Developer documentation — documents architecture and design decisions made during the course of development. It mostly targets (future) developers of the system.
Developer documentation itself usually consists of a variety of documentation formats, too:
Source code comments — in the Java space usually JavaDoc. This kind of documentation is close to the code and turned into externally accessible HTML during the build.
Readme — Fundamental, human readable instructions to build and run the software. Located at the repository root and automatically rendered by GitHub.
Reference documentation — Higher level documentation about design and architecture decisions. Can be built with the project using the build system. Alternatively — when working with GitHub — the wiki can be used.
The latter two beg the question of which technical format to use for writing. Selecting a suitable format should be driven by the following factors:
Distraction-free writing — the format should be easily editable, don’t make you think but at the same time support all the necessary style elements that might be needed.
Comprehensive tooling for processing — the format should be easily transformable into distribution formats consumable by mere mortals (single-sourcing).
AsciiDoc is a text document format for writing notes, documentation, articles, books, ebooks, slideshows, web pages, man pages and blogs. AsciiDoc files can be translated to many formats including HTML, PDF, EPUB, man page.
Asciidoc shines because of its simple syntax but more complete set of structural elements available. Markdown is a decent choice for very simple documents, too, but lacks important structural elements like tables, footnotes, etc.
As Asciidoc is a simple text format, documents can be edited using any text editor. A lot of the popular ones these days (Sublime Text, Atom etc.) even have dedicated support for syntax highlighting etc.
A fast text processor & publishing toolchain for converting AsciiDoc to HTML5, DocBook & more.
Asciidoctor is an open source implementation of Asciidoc and provides tools and build system integration to build human-readable versions of the documentation.
A very easy way to preview Asciidoc files is the Asciidoctor.js Live Preview. Simply drag an Asciidoc file into the browser and the plugin will render an HTML preview of the file.
For a build on the command line, install Asciidoctor as described in its reference documentation.
GitHub supports Asciidoc out of the box and automatically renders Asciidoc files when previewing them. E.g. the readme of the repository hosting this lecture is written in Asciidoc:

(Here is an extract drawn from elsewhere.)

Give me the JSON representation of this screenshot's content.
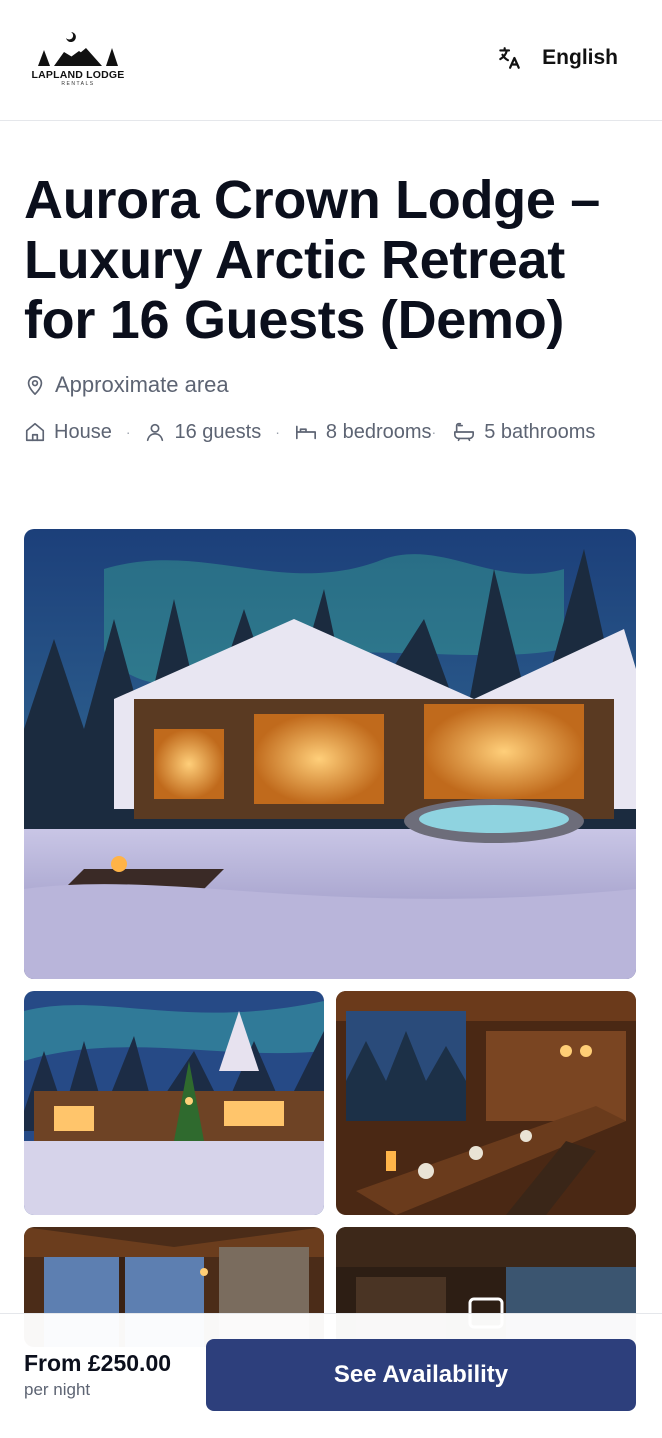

Last but not least documentation can be rendered during the project build as plugins for Java build systems (Maven, Gradle) exist.
See this conversation for all replies.
If you had to teach newbies 2 or three fundamental technical things about collaborative software development, what would that be?
Technically I would say DVCS/social coding and reproducible builds/dependency mngmt. And TDD of course to not break things.
Commit (and push) often / keep changes from master in sync to avoid the merge day / learn command line first.
If stuck on a problem for longer than 30 minutes ASK!!!!
Ask until you really understand the problem. Learn to give constructive feedback. You don’t own the code but the team does.